[[ Available records open ]]
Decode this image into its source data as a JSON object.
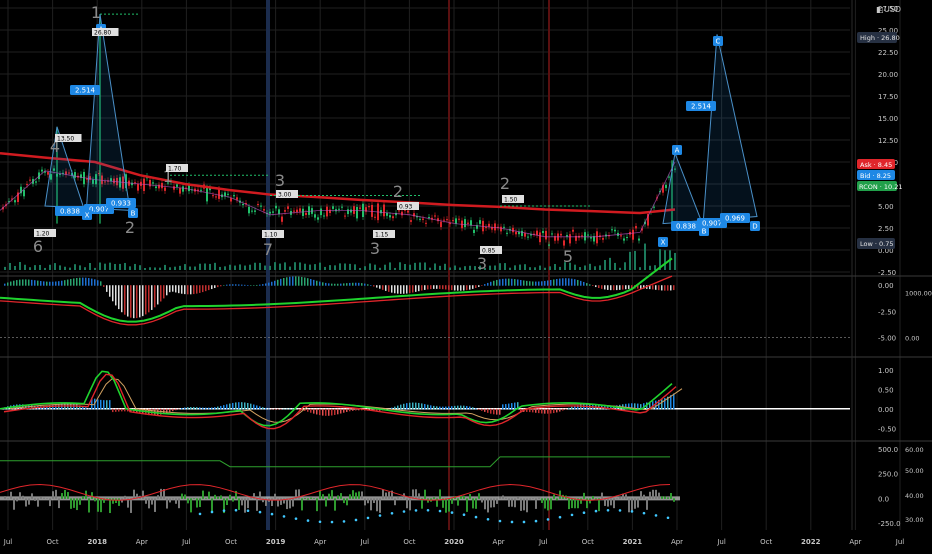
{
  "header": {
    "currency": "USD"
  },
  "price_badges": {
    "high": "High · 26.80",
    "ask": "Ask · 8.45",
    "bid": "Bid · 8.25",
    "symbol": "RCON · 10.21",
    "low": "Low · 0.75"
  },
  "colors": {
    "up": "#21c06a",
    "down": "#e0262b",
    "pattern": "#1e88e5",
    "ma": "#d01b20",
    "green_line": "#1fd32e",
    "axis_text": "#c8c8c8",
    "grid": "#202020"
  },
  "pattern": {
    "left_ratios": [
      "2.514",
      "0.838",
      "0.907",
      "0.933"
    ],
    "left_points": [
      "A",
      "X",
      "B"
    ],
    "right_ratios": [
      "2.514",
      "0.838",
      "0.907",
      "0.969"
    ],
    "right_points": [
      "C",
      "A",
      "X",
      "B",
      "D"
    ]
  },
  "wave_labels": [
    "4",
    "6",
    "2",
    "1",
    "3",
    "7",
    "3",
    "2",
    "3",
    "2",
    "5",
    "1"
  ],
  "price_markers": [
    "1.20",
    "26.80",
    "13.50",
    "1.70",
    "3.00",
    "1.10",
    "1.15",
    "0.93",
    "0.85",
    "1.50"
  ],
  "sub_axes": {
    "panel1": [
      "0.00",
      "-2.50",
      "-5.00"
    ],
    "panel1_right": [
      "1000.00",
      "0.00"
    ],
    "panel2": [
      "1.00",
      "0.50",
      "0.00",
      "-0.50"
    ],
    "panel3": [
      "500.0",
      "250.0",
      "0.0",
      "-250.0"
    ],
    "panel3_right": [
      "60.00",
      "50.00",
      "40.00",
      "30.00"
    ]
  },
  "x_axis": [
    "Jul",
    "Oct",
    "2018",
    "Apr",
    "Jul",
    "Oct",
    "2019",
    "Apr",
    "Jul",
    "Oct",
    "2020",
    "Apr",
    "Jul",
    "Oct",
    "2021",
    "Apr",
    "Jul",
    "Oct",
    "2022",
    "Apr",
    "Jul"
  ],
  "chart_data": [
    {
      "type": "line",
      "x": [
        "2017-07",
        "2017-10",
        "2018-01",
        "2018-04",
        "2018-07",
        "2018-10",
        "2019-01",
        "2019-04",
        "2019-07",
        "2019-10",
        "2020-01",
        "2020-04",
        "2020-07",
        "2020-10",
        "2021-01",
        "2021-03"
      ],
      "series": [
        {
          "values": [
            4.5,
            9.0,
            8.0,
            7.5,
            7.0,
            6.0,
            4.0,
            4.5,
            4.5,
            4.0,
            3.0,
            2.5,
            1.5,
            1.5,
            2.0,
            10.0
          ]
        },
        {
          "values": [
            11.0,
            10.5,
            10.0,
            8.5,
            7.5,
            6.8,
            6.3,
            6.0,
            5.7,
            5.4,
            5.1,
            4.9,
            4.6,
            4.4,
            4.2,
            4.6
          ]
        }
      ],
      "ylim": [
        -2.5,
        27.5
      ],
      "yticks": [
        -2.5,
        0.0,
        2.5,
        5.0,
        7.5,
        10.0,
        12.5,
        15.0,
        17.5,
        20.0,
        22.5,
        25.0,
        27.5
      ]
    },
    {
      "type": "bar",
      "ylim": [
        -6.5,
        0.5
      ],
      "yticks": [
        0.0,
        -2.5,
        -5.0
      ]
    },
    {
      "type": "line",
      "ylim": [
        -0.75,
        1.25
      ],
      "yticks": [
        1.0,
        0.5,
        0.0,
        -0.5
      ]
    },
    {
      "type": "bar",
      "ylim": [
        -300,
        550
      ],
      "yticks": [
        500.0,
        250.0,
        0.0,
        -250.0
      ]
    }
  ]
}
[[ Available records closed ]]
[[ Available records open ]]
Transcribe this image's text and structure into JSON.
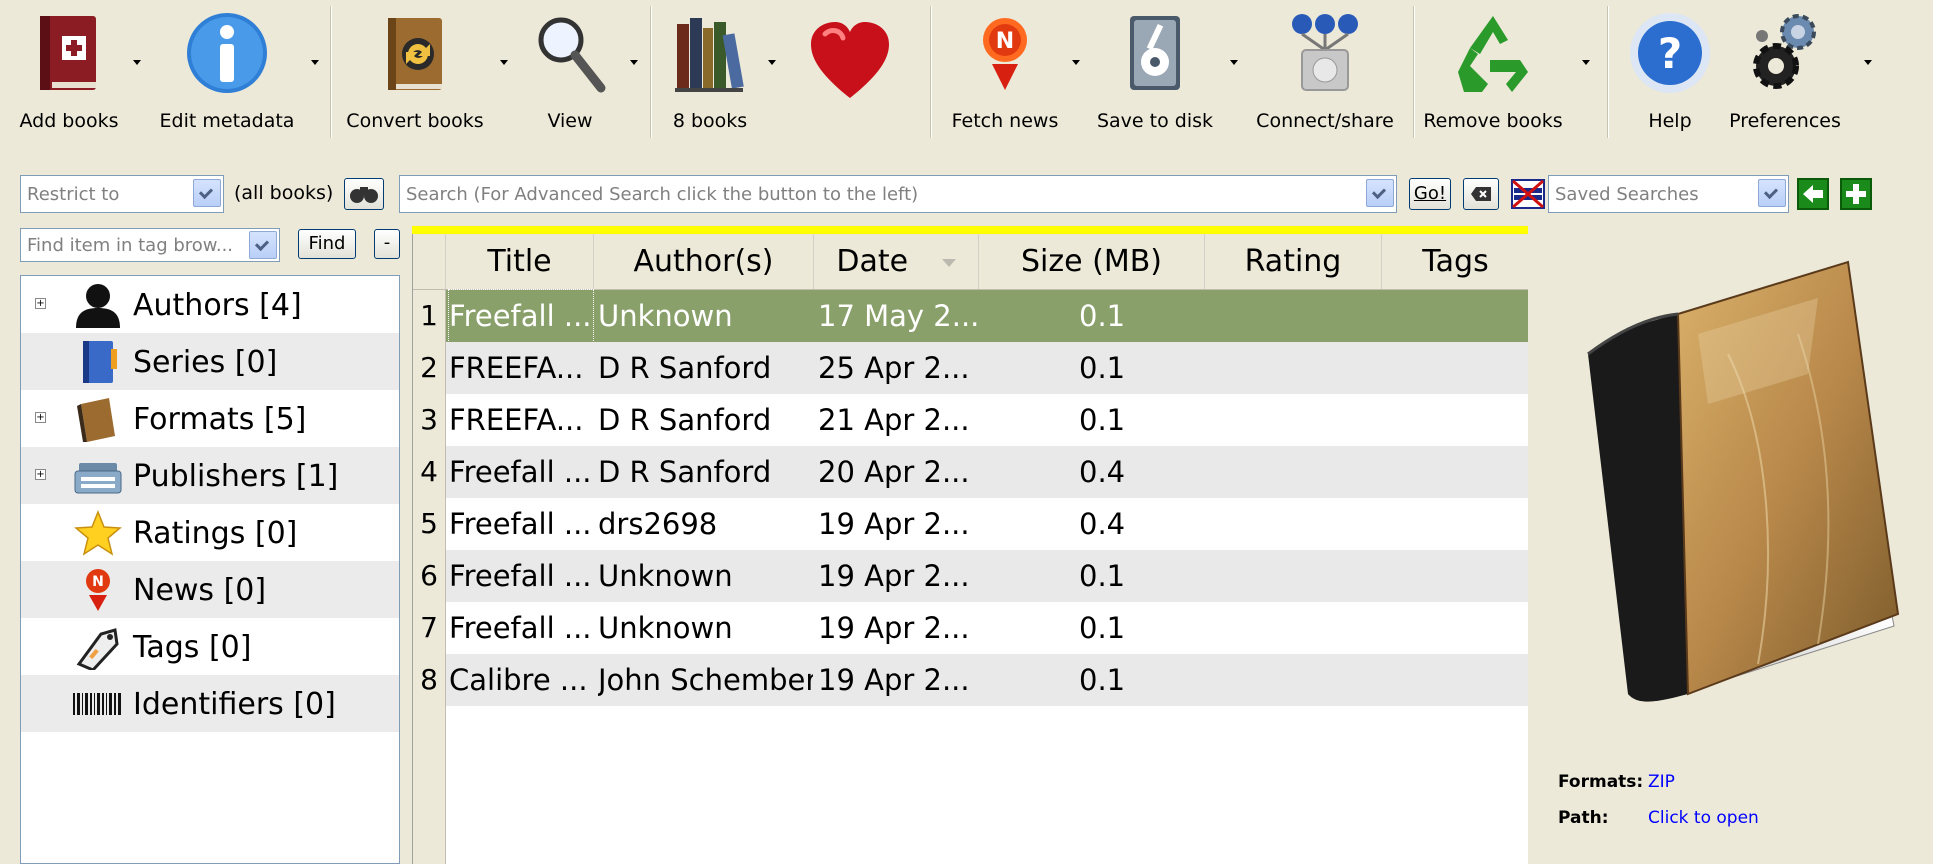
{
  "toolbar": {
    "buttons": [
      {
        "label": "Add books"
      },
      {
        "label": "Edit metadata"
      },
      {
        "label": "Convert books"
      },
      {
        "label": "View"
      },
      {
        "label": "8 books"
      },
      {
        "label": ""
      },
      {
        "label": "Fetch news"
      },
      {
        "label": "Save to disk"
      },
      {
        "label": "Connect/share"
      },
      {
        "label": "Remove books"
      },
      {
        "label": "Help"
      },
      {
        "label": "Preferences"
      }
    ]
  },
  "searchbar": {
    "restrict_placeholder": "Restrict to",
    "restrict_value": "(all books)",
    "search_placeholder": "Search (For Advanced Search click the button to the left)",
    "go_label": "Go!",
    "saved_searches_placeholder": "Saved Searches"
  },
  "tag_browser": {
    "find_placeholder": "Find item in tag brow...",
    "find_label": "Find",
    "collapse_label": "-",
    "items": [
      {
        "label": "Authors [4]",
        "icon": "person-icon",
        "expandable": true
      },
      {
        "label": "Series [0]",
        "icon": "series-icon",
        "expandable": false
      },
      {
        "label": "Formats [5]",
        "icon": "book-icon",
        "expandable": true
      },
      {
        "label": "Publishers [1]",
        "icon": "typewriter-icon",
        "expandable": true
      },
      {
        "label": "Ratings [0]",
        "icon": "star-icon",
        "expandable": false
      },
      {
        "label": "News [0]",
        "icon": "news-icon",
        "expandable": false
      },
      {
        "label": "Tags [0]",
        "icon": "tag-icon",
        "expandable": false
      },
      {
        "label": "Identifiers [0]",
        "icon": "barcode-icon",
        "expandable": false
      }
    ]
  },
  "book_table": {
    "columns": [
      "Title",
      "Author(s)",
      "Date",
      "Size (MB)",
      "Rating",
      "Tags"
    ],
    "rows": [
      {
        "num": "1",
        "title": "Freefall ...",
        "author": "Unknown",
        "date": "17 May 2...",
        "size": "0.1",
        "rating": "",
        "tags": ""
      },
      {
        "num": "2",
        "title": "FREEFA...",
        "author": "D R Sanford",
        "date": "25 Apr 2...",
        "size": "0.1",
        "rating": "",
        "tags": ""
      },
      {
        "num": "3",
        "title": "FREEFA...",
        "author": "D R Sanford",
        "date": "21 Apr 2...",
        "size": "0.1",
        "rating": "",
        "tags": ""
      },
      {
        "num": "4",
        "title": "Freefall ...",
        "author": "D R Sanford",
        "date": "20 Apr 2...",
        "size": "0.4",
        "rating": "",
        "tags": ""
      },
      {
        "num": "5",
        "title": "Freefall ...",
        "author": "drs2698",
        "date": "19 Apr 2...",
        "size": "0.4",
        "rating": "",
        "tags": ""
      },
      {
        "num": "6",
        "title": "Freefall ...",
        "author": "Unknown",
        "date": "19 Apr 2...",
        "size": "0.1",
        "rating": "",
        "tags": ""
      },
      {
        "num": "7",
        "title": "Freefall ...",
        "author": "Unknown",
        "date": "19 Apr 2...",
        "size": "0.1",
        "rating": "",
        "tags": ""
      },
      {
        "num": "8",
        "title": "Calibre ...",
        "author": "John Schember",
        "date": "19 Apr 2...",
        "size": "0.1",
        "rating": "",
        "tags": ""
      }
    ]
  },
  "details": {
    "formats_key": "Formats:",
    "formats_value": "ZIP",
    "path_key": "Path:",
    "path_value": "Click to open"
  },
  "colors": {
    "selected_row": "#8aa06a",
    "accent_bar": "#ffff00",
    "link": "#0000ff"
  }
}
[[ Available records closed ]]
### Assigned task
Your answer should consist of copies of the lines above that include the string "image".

### Exercise solution
Decode this image into its source data as a JSON object.
Transcribe this image's text and structure into JSON.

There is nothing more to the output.